* Task goal
Only lines that contain the word "this" belong in the answer; copy them from the records below.

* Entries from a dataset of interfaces
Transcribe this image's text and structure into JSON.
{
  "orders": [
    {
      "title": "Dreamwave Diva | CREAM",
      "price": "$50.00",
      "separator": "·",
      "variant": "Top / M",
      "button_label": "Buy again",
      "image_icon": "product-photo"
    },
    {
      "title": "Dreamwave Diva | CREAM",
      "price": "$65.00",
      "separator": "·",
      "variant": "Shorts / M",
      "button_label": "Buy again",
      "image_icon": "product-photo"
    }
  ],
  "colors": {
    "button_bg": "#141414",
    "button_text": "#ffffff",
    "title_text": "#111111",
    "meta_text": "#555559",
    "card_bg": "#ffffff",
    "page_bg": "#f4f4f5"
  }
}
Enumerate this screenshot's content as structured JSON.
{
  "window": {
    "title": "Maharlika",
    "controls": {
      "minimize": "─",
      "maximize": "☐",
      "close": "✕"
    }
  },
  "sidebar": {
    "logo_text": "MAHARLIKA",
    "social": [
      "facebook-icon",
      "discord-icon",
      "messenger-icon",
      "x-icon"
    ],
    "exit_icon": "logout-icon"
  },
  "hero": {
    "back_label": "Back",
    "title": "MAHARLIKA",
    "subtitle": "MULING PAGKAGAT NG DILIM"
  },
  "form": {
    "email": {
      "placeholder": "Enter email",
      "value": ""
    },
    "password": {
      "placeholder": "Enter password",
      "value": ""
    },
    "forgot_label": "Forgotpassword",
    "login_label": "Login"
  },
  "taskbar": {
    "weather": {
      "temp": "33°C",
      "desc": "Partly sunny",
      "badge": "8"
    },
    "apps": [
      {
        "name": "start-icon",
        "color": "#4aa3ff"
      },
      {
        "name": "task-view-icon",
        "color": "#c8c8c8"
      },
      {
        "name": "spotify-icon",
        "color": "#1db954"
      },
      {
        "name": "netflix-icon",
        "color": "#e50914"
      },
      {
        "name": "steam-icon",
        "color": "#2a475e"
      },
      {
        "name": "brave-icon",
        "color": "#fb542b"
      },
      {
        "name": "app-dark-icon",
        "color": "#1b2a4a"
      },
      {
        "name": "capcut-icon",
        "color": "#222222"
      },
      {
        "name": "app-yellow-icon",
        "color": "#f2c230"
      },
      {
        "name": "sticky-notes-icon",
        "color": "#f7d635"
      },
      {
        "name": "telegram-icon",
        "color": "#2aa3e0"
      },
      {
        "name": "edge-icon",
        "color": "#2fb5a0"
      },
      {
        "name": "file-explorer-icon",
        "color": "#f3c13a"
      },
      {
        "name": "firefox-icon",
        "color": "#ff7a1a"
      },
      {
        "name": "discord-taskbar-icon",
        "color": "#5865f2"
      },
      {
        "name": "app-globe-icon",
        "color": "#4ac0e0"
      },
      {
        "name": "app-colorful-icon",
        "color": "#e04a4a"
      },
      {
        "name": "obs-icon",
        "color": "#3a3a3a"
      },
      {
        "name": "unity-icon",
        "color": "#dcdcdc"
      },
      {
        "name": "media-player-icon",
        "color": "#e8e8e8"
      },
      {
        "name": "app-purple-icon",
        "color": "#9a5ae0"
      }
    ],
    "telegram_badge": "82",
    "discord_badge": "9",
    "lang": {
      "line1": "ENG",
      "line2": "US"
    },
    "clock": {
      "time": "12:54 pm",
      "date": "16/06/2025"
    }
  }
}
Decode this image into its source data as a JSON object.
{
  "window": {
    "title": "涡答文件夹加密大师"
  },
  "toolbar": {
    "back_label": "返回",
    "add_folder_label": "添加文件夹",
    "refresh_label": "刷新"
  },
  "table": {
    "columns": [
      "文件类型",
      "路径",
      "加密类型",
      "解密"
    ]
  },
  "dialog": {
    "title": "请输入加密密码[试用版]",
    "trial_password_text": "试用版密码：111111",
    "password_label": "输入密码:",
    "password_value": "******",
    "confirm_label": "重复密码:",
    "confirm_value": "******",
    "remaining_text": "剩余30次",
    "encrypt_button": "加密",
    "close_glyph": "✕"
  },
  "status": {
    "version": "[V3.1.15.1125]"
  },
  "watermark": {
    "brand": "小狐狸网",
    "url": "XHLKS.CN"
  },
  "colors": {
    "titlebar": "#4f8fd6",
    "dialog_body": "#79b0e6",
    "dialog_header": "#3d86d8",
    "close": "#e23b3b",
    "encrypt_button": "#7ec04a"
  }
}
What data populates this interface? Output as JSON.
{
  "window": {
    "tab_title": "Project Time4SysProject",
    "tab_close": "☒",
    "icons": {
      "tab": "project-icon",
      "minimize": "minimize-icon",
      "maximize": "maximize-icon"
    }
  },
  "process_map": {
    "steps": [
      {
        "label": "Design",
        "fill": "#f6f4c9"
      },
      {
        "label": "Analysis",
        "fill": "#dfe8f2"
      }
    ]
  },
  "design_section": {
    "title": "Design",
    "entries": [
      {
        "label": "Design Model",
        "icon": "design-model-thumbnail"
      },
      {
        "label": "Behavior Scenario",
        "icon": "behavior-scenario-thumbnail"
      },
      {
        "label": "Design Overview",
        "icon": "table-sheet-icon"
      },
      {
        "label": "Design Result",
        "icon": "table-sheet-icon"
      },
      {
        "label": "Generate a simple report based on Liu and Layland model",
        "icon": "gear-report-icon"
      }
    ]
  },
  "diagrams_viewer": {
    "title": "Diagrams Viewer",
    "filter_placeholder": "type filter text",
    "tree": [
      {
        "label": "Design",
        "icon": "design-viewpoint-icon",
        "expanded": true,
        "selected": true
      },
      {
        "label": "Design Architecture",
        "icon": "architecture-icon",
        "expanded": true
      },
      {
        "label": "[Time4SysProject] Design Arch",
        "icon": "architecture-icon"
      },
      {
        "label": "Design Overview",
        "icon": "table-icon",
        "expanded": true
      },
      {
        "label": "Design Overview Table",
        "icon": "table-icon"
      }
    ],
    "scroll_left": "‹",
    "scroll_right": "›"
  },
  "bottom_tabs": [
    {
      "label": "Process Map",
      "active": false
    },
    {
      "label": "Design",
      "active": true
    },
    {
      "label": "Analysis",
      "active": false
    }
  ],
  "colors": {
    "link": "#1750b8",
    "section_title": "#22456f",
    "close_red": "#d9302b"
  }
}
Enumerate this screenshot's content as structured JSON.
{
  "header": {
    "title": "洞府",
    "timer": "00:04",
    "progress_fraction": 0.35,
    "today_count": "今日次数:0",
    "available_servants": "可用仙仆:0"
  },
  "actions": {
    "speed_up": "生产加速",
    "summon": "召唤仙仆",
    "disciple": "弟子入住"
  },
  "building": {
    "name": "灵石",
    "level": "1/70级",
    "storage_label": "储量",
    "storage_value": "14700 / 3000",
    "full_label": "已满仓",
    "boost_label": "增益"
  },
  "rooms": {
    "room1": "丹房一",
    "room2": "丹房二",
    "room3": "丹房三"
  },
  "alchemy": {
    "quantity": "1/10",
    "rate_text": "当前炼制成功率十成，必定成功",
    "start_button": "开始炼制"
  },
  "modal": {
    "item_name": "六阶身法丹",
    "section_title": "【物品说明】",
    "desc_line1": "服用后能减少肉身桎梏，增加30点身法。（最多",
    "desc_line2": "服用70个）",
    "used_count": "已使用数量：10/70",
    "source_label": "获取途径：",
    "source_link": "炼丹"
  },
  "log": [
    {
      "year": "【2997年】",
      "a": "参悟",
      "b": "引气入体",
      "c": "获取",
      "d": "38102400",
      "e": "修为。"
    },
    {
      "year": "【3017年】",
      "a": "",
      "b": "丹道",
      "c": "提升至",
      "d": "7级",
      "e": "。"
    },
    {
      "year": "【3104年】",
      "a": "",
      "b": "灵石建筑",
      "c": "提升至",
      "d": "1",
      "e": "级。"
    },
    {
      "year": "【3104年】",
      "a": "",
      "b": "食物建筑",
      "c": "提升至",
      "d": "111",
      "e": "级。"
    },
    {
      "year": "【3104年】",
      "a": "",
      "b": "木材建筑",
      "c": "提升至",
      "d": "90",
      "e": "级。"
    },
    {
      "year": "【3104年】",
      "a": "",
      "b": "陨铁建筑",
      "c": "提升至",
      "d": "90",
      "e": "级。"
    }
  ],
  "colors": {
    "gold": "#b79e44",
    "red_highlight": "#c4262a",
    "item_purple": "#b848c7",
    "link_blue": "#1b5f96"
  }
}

* Answer box
Transcribe this image's text and structure into JSON.
Enumerate this screenshot's content as structured JSON.
Decode this image into its source data as a JSON object.
What data populates this interface? Output as JSON.
Enumerate this screenshot's content as structured JSON.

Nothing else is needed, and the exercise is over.